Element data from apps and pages
◇ ◇ ◇ ◇ ◇

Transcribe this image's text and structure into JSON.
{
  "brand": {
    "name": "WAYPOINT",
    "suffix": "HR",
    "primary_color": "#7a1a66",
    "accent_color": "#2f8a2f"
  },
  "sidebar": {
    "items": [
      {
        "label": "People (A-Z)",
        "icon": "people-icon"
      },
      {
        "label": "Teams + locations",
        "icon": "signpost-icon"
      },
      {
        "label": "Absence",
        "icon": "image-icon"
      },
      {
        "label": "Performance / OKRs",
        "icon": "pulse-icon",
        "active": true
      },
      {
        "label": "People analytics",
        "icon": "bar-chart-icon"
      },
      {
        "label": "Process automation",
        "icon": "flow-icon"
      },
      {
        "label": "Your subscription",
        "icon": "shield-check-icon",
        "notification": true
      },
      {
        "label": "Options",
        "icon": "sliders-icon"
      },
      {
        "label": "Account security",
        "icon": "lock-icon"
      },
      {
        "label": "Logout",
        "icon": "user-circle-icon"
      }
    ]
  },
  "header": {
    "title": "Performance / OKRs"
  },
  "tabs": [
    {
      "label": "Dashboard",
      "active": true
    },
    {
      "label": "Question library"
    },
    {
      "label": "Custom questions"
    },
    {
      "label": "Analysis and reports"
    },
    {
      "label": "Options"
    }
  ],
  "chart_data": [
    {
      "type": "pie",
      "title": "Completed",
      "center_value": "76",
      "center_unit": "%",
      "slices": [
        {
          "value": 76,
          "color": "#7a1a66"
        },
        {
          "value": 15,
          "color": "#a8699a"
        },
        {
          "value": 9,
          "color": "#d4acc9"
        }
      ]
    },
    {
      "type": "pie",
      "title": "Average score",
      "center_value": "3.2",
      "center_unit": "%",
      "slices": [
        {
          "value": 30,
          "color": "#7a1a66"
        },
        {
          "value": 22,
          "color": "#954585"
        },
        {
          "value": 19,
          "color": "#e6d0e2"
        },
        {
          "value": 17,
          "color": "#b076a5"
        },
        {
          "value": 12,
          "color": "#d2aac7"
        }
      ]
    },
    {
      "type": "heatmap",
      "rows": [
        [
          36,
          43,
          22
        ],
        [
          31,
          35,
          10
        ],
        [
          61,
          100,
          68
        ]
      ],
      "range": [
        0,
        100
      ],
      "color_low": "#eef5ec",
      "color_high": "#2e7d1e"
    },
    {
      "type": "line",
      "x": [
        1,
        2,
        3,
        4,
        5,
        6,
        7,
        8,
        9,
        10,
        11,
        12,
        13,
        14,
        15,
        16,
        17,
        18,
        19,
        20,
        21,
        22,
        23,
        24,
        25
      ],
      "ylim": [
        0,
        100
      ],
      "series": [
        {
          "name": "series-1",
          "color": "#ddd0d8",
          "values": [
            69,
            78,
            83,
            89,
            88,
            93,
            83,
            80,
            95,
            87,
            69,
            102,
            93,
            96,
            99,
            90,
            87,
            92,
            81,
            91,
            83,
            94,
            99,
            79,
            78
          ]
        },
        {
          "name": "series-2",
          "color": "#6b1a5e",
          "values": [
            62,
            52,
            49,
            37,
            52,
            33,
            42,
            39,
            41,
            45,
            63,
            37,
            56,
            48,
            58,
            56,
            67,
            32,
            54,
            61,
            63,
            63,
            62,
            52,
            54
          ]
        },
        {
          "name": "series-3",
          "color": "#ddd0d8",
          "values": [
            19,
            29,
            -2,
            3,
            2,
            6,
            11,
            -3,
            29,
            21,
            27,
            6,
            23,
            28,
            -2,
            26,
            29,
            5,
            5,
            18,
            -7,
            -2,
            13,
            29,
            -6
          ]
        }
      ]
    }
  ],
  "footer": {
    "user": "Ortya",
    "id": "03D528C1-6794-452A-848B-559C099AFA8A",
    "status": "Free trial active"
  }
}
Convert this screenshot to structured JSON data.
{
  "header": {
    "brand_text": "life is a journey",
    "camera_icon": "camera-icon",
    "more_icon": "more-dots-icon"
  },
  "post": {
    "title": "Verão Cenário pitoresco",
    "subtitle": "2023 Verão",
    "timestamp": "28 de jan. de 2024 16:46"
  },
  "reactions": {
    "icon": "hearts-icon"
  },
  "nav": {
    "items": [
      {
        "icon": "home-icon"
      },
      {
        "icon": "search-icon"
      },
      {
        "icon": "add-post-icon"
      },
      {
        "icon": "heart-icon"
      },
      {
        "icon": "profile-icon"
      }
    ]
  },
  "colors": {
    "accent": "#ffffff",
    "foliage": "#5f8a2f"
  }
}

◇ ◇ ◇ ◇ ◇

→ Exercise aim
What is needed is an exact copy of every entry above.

→ Answer area
Transcribe this image's text and structure into JSON.
{
  "brand": {
    "name": "WAYPOINT",
    "suffix": "HR",
    "primary_color": "#7a1a66",
    "accent_color": "#2f8a2f"
  },
  "sidebar": {
    "items": [
      {
        "label": "People (A-Z)",
        "icon": "people-icon"
      },
      {
        "label": "Teams + locations",
        "icon": "signpost-icon"
      },
      {
        "label": "Absence",
        "icon": "image-icon"
      },
      {
        "label": "Performance / OKRs",
        "icon": "pulse-icon",
        "active": true
      },
      {
        "label": "People analytics",
        "icon": "bar-chart-icon"
      },
      {
        "label": "Process automation",
        "icon": "flow-icon"
      },
      {
        "label": "Your subscription",
        "icon": "shield-check-icon",
        "notification": true
      },
      {
        "label": "Options",
        "icon": "sliders-icon"
      },
      {
        "label": "Account security",
        "icon": "lock-icon"
      },
      {
        "label": "Logout",
        "icon": "user-circle-icon"
      }
    ]
  },
  "header": {
    "title": "Performance / OKRs"
  },
  "tabs": [
    {
      "label": "Dashboard",
      "active": true
    },
    {
      "label": "Question library"
    },
    {
      "label": "Custom questions"
    },
    {
      "label": "Analysis and reports"
    },
    {
      "label": "Options"
    }
  ],
  "chart_data": [
    {
      "type": "pie",
      "title": "Completed",
      "center_value": "76",
      "center_unit": "%",
      "slices": [
        {
          "value": 76,
          "color": "#7a1a66"
        },
        {
          "value": 15,
          "color": "#a8699a"
        },
        {
          "value": 9,
          "color": "#d4acc9"
        }
      ]
    },
    {
      "type": "pie",
      "title": "Average score",
      "center_value": "3.2",
      "center_unit": "%",
      "slices": [
        {
          "value": 30,
          "color": "#7a1a66"
        },
        {
          "value": 22,
          "color": "#954585"
        },
        {
          "value": 19,
          "color": "#e6d0e2"
        },
        {
          "value": 17,
          "color": "#b076a5"
        },
        {
          "value": 12,
          "color": "#d2aac7"
        }
      ]
    },
    {
      "type": "heatmap",
      "rows": [
        [
          36,
          43,
          22
        ],
        [
          31,
          35,
          10
        ],
        [
          61,
          100,
          68
        ]
      ],
      "range": [
        0,
        100
      ],
      "color_low": "#eef5ec",
      "color_high": "#2e7d1e"
    },
    {
      "type": "line",
      "x": [
        1,
        2,
        3,
        4,
        5,
        6,
        7,
        8,
        9,
        10,
        11,
        12,
        13,
        14,
        15,
        16,
        17,
        18,
        19,
        20,
        21,
        22,
        23,
        24,
        25
      ],
      "ylim": [
        0,
        100
      ],
      "series": [
        {
          "name": "series-1",
          "color": "#ddd0d8",
          "values": [
            69,
            78,
            83,
            89,
            88,
            93,
            83,
            80,
            95,
            87,
            69,
            102,
            93,
            96,
            99,
            90,
            87,
            92,
            81,
            91,
            83,
            94,
            99,
            79,
            78
          ]
        },
        {
          "name": "series-2",
          "color": "#6b1a5e",
          "values": [
            62,
            52,
            49,
            37,
            52,
            33,
            42,
            39,
            41,
            45,
            63,
            37,
            56,
            48,
            58,
            56,
            67,
            32,
            54,
            61,
            63,
            63,
            62,
            52,
            54
          ]
        },
        {
          "name": "series-3",
          "color": "#ddd0d8",
          "values": [
            19,
            29,
            -2,
            3,
            2,
            6,
            11,
            -3,
            29,
            21,
            27,
            6,
            23,
            28,
            -2,
            26,
            29,
            5,
            5,
            18,
            -7,
            -2,
            13,
            29,
            -6
          ]
        }
      ]
    }
  ],
  "footer": {
    "user": "Ortya",
    "id": "03D528C1-6794-452A-848B-559C099AFA8A",
    "status": "Free trial active"
  }
}
Convert this screenshot to structured JSON data.
{
  "header": {
    "brand_text": "life is a journey",
    "camera_icon": "camera-icon",
    "more_icon": "more-dots-icon"
  },
  "post": {
    "title": "Verão Cenário pitoresco",
    "subtitle": "2023 Verão",
    "timestamp": "28 de jan. de 2024 16:46"
  },
  "reactions": {
    "icon": "hearts-icon"
  },
  "nav": {
    "items": [
      {
        "icon": "home-icon"
      },
      {
        "icon": "search-icon"
      },
      {
        "icon": "add-post-icon"
      },
      {
        "icon": "heart-icon"
      },
      {
        "icon": "profile-icon"
      }
    ]
  },
  "colors": {
    "accent": "#ffffff",
    "foliage": "#5f8a2f"
  }
}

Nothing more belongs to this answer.